Any picture among the records should be left out, please; retype the rest exactly.

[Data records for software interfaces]
--------------------------------------------------

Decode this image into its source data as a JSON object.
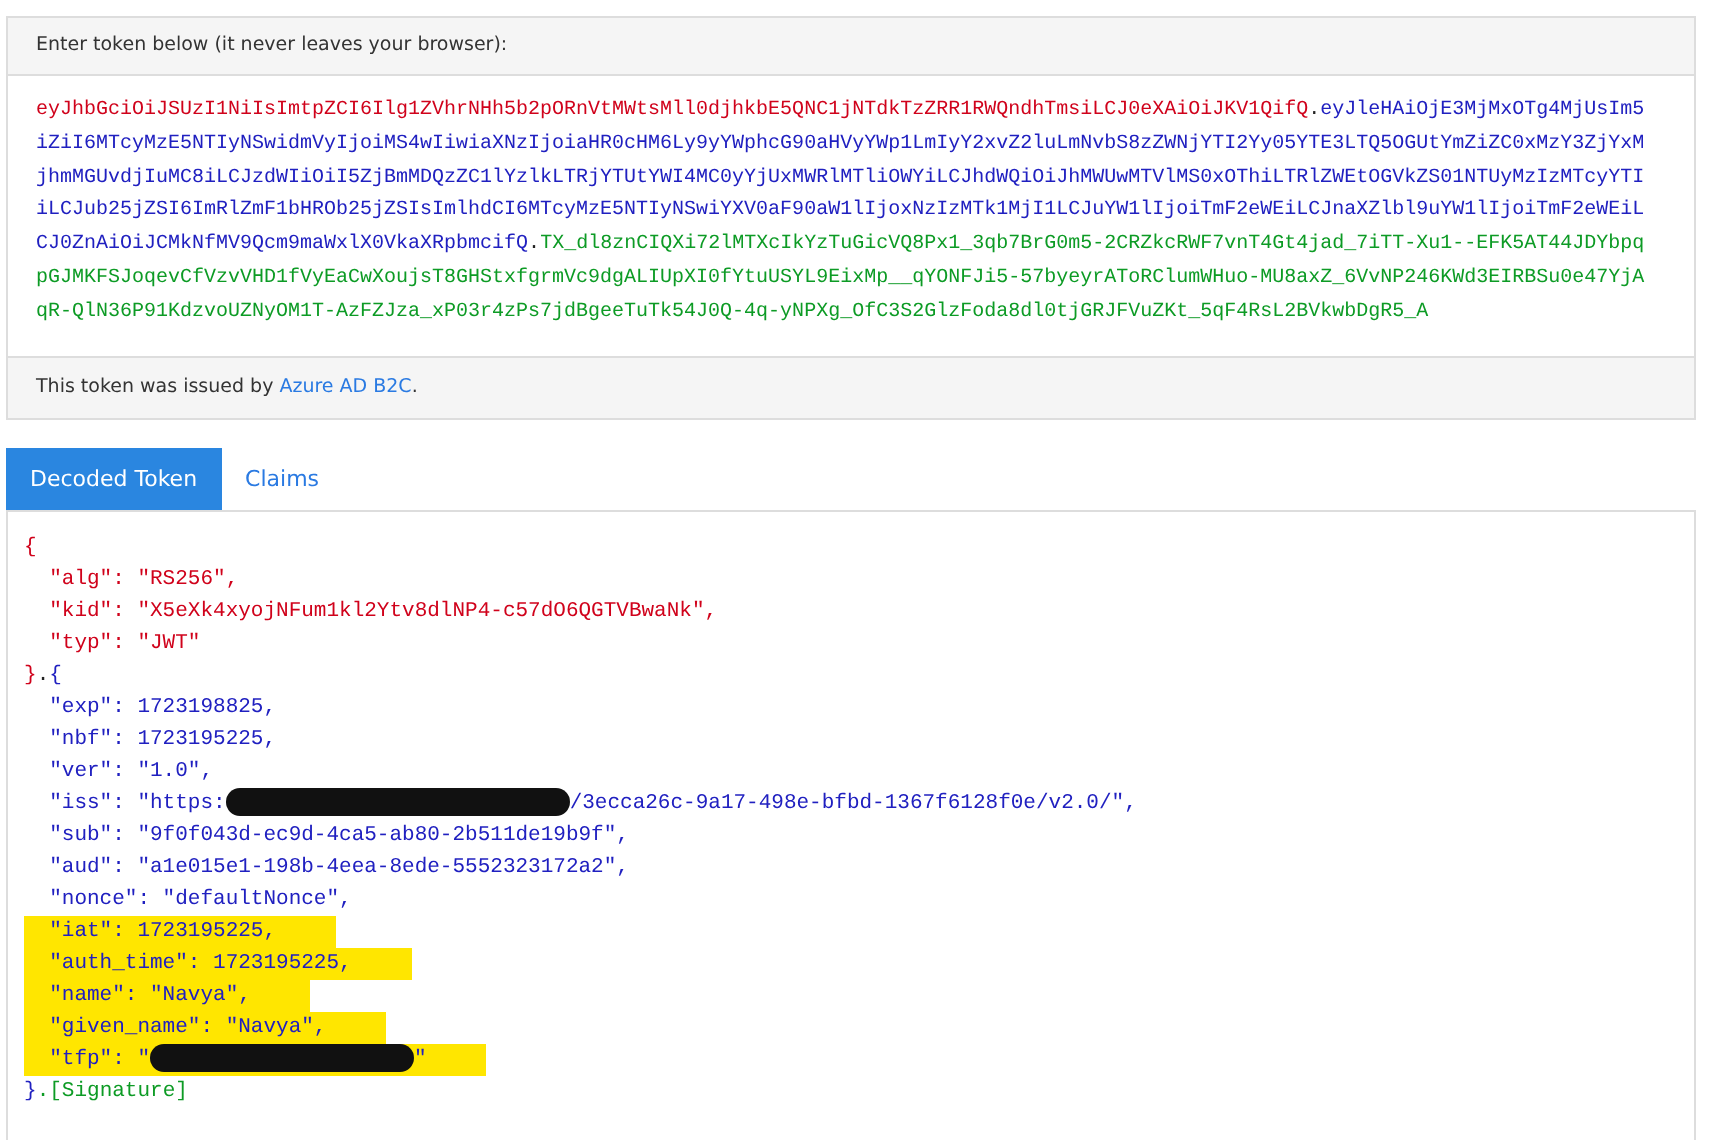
{
  "token_panel": {
    "heading": "Enter token below (it never leaves your browser):",
    "lines": [
      [
        {
          "kind": "header",
          "text": "eyJhbGciOiJSUzI1NiIsImtpZCI6Ilg1ZVhrNHh5b2pORnVtMWtsMll0djhkbE5QNC1jNTdkTzZRR1RWQndhTmsiLCJ0eXAiOiJKV1QifQ"
        },
        {
          "kind": "dot",
          "text": "."
        },
        {
          "kind": "payload",
          "text": "eyJleHAiOjE3MjMxOTg4MjUsIm5"
        }
      ],
      [
        {
          "kind": "payload",
          "text": "iZiI6MTcyMzE5NTIyNSwidmVyIjoiMS4wIiwiaXNzIjoiaHR0cHM6Ly9yYWphcG90aHVyYWp1LmIyY2xvZ2luLmNvbS8zZWNjYTI2Yy05YTE3LTQ5OGUtYmZiZC0xMzY3ZjYxM"
        }
      ],
      [
        {
          "kind": "payload",
          "text": "jhmMGUvdjIuMC8iLCJzdWIiOiI5ZjBmMDQzZC1lYzlkLTRjYTUtYWI4MC0yYjUxMWRlMTliOWYiLCJhdWQiOiJhMWUwMTVlMS0xOThiLTRlZWEtOGVkZS01NTUyMzIzMTcyYTI"
        }
      ],
      [
        {
          "kind": "payload",
          "text": "iLCJub25jZSI6ImRlZmF1bHROb25jZSIsImlhdCI6MTcyMzE5NTIyNSwiYXV0aF90aW1lIjoxNzIzMTk1MjI1LCJuYW1lIjoiTmF2eWEiLCJnaXZlbl9uYW1lIjoiTmF2eWEiL"
        }
      ],
      [
        {
          "kind": "payload",
          "text": "CJ0ZnAiOiJCMkNfMV9Qcm9maWxlX0VkaXRpbmcifQ"
        },
        {
          "kind": "dot",
          "text": "."
        },
        {
          "kind": "signature",
          "text": "TX_dl8znCIQXi72lMTXcIkYzTuGicVQ8Px1_3qb7BrG0m5-2CRZkcRWF7vnT4Gt4jad_7iTT-Xu1--EFK5AT44JDYbpq"
        }
      ],
      [
        {
          "kind": "signature",
          "text": "pGJMKFSJoqevCfVzvVHD1fVyEaCwXoujsT8GHStxfgrmVc9dgALIUpXI0fYtuUSYL9EixMp__qYONFJi5-57byeyrAToRClumWHuo-MU8axZ_6VvNP246KWd3EIRBSu0e47YjA"
        }
      ],
      [
        {
          "kind": "signature",
          "text": "qR-QlN36P91KdzvoUZNyOM1T-AzFZJza_xP03r4zPs7jdBgeeTuTk54J0Q-4q-yNPXg_OfC3S2GlzFoda8dl0tjGRJFVuZKt_5qF4RsL2BVkwbDgR5_A"
        }
      ]
    ],
    "issuer_note": {
      "text": "This token was issued by ",
      "link": "Azure AD B2C",
      "end": "."
    }
  },
  "tabs": [
    {
      "label": "Decoded Token",
      "selected": true
    },
    {
      "label": "Claims",
      "selected": false
    }
  ],
  "decoded": [
    {
      "highlighted": false,
      "segments": [
        {
          "kind": "header",
          "text": "{"
        }
      ]
    },
    {
      "highlighted": false,
      "segments": [
        {
          "kind": "header",
          "text": "  \"alg\": \"RS256\","
        }
      ]
    },
    {
      "highlighted": false,
      "segments": [
        {
          "kind": "header",
          "text": "  \"kid\": \"X5eXk4xyojNFum1kl2Ytv8dlNP4-c57dO6QGTVBwaNk\","
        }
      ]
    },
    {
      "highlighted": false,
      "segments": [
        {
          "kind": "header",
          "text": "  \"typ\": \"JWT\""
        }
      ]
    },
    {
      "highlighted": false,
      "segments": [
        {
          "kind": "header",
          "text": "}"
        },
        {
          "kind": "dot",
          "text": "."
        },
        {
          "kind": "payload",
          "text": "{"
        }
      ]
    },
    {
      "highlighted": false,
      "segments": [
        {
          "kind": "payload",
          "text": "  \"exp\": 1723198825,"
        }
      ]
    },
    {
      "highlighted": false,
      "segments": [
        {
          "kind": "payload",
          "text": "  \"nbf\": 1723195225,"
        }
      ]
    },
    {
      "highlighted": false,
      "segments": [
        {
          "kind": "payload",
          "text": "  \"ver\": \"1.0\","
        }
      ]
    },
    {
      "highlighted": false,
      "segments": [
        {
          "kind": "payload",
          "text": "  \"iss\": \"https:"
        },
        {
          "kind": "long-redaction"
        },
        {
          "kind": "payload",
          "text": "/3ecca26c-9a17-498e-bfbd-1367f6128f0e/v2.0/\","
        }
      ]
    },
    {
      "highlighted": false,
      "segments": [
        {
          "kind": "payload",
          "text": "  \"sub\": \"9f0f043d-ec9d-4ca5-ab80-2b511de19b9f\","
        }
      ]
    },
    {
      "highlighted": false,
      "segments": [
        {
          "kind": "payload",
          "text": "  \"aud\": \"a1e015e1-198b-4eea-8ede-5552323172a2\","
        }
      ]
    },
    {
      "highlighted": false,
      "segments": [
        {
          "kind": "payload",
          "text": "  \"nonce\": \"defaultNonce\","
        }
      ]
    },
    {
      "highlighted": true,
      "segments": [
        {
          "kind": "payload",
          "text": "  \"iat\": 1723195225,"
        }
      ]
    },
    {
      "highlighted": true,
      "segments": [
        {
          "kind": "payload",
          "text": "  \"auth_time\": 1723195225,"
        }
      ]
    },
    {
      "highlighted": true,
      "segments": [
        {
          "kind": "payload",
          "text": "  \"name\": \"Navya\","
        }
      ]
    },
    {
      "highlighted": true,
      "segments": [
        {
          "kind": "payload",
          "text": "  \"given_name\": \"Navya\","
        }
      ]
    },
    {
      "highlighted": true,
      "segments": [
        {
          "kind": "payload",
          "text": "  \"tfp\": \""
        },
        {
          "kind": "short-redaction"
        },
        {
          "kind": "payload",
          "text": "\""
        }
      ]
    },
    {
      "highlighted": false,
      "segments": [
        {
          "kind": "payload",
          "text": "}"
        },
        {
          "kind": "signature",
          "text": ".[Signature]"
        }
      ]
    }
  ]
}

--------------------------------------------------

> **Expected answer**
Decode this image into its source data as a JSON object.
{
  "token_panel": {
    "heading": "Enter token below (it never leaves your browser):",
    "lines": [
      [
        {
          "kind": "header",
          "text": "eyJhbGciOiJSUzI1NiIsImtpZCI6Ilg1ZVhrNHh5b2pORnVtMWtsMll0djhkbE5QNC1jNTdkTzZRR1RWQndhTmsiLCJ0eXAiOiJKV1QifQ"
        },
        {
          "kind": "dot",
          "text": "."
        },
        {
          "kind": "payload",
          "text": "eyJleHAiOjE3MjMxOTg4MjUsIm5"
        }
      ],
      [
        {
          "kind": "payload",
          "text": "iZiI6MTcyMzE5NTIyNSwidmVyIjoiMS4wIiwiaXNzIjoiaHR0cHM6Ly9yYWphcG90aHVyYWp1LmIyY2xvZ2luLmNvbS8zZWNjYTI2Yy05YTE3LTQ5OGUtYmZiZC0xMzY3ZjYxM"
        }
      ],
      [
        {
          "kind": "payload",
          "text": "jhmMGUvdjIuMC8iLCJzdWIiOiI5ZjBmMDQzZC1lYzlkLTRjYTUtYWI4MC0yYjUxMWRlMTliOWYiLCJhdWQiOiJhMWUwMTVlMS0xOThiLTRlZWEtOGVkZS01NTUyMzIzMTcyYTI"
        }
      ],
      [
        {
          "kind": "payload",
          "text": "iLCJub25jZSI6ImRlZmF1bHROb25jZSIsImlhdCI6MTcyMzE5NTIyNSwiYXV0aF90aW1lIjoxNzIzMTk1MjI1LCJuYW1lIjoiTmF2eWEiLCJnaXZlbl9uYW1lIjoiTmF2eWEiL"
        }
      ],
      [
        {
          "kind": "payload",
          "text": "CJ0ZnAiOiJCMkNfMV9Qcm9maWxlX0VkaXRpbmcifQ"
        },
        {
          "kind": "dot",
          "text": "."
        },
        {
          "kind": "signature",
          "text": "TX_dl8znCIQXi72lMTXcIkYzTuGicVQ8Px1_3qb7BrG0m5-2CRZkcRWF7vnT4Gt4jad_7iTT-Xu1--EFK5AT44JDYbpq"
        }
      ],
      [
        {
          "kind": "signature",
          "text": "pGJMKFSJoqevCfVzvVHD1fVyEaCwXoujsT8GHStxfgrmVc9dgALIUpXI0fYtuUSYL9EixMp__qYONFJi5-57byeyrAToRClumWHuo-MU8axZ_6VvNP246KWd3EIRBSu0e47YjA"
        }
      ],
      [
        {
          "kind": "signature",
          "text": "qR-QlN36P91KdzvoUZNyOM1T-AzFZJza_xP03r4zPs7jdBgeeTuTk54J0Q-4q-yNPXg_OfC3S2GlzFoda8dl0tjGRJFVuZKt_5qF4RsL2BVkwbDgR5_A"
        }
      ]
    ],
    "issuer_note": {
      "text": "This token was issued by ",
      "link": "Azure AD B2C",
      "end": "."
    }
  },
  "tabs": [
    {
      "label": "Decoded Token",
      "selected": true
    },
    {
      "label": "Claims",
      "selected": false
    }
  ],
  "decoded": [
    {
      "highlighted": false,
      "segments": [
        {
          "kind": "header",
          "text": "{"
        }
      ]
    },
    {
      "highlighted": false,
      "segments": [
        {
          "kind": "header",
          "text": "  \"alg\": \"RS256\","
        }
      ]
    },
    {
      "highlighted": false,
      "segments": [
        {
          "kind": "header",
          "text": "  \"kid\": \"X5eXk4xyojNFum1kl2Ytv8dlNP4-c57dO6QGTVBwaNk\","
        }
      ]
    },
    {
      "highlighted": false,
      "segments": [
        {
          "kind": "header",
          "text": "  \"typ\": \"JWT\""
        }
      ]
    },
    {
      "highlighted": false,
      "segments": [
        {
          "kind": "header",
          "text": "}"
        },
        {
          "kind": "dot",
          "text": "."
        },
        {
          "kind": "payload",
          "text": "{"
        }
      ]
    },
    {
      "highlighted": false,
      "segments": [
        {
          "kind": "payload",
          "text": "  \"exp\": 1723198825,"
        }
      ]
    },
    {
      "highlighted": false,
      "segments": [
        {
          "kind": "payload",
          "text": "  \"nbf\": 1723195225,"
        }
      ]
    },
    {
      "highlighted": false,
      "segments": [
        {
          "kind": "payload",
          "text": "  \"ver\": \"1.0\","
        }
      ]
    },
    {
      "highlighted": false,
      "segments": [
        {
          "kind": "payload",
          "text": "  \"iss\": \"https:"
        },
        {
          "kind": "long-redaction"
        },
        {
          "kind": "payload",
          "text": "/3ecca26c-9a17-498e-bfbd-1367f6128f0e/v2.0/\","
        }
      ]
    },
    {
      "highlighted": false,
      "segments": [
        {
          "kind": "payload",
          "text": "  \"sub\": \"9f0f043d-ec9d-4ca5-ab80-2b511de19b9f\","
        }
      ]
    },
    {
      "highlighted": false,
      "segments": [
        {
          "kind": "payload",
          "text": "  \"aud\": \"a1e015e1-198b-4eea-8ede-5552323172a2\","
        }
      ]
    },
    {
      "highlighted": false,
      "segments": [
        {
          "kind": "payload",
          "text": "  \"nonce\": \"defaultNonce\","
        }
      ]
    },
    {
      "highlighted": true,
      "segments": [
        {
          "kind": "payload",
          "text": "  \"iat\": 1723195225,"
        }
      ]
    },
    {
      "highlighted": true,
      "segments": [
        {
          "kind": "payload",
          "text": "  \"auth_time\": 1723195225,"
        }
      ]
    },
    {
      "highlighted": true,
      "segments": [
        {
          "kind": "payload",
          "text": "  \"name\": \"Navya\","
        }
      ]
    },
    {
      "highlighted": true,
      "segments": [
        {
          "kind": "payload",
          "text": "  \"given_name\": \"Navya\","
        }
      ]
    },
    {
      "highlighted": true,
      "segments": [
        {
          "kind": "payload",
          "text": "  \"tfp\": \""
        },
        {
          "kind": "short-redaction"
        },
        {
          "kind": "payload",
          "text": "\""
        }
      ]
    },
    {
      "highlighted": false,
      "segments": [
        {
          "kind": "payload",
          "text": "}"
        },
        {
          "kind": "signature",
          "text": ".[Signature]"
        }
      ]
    }
  ]
}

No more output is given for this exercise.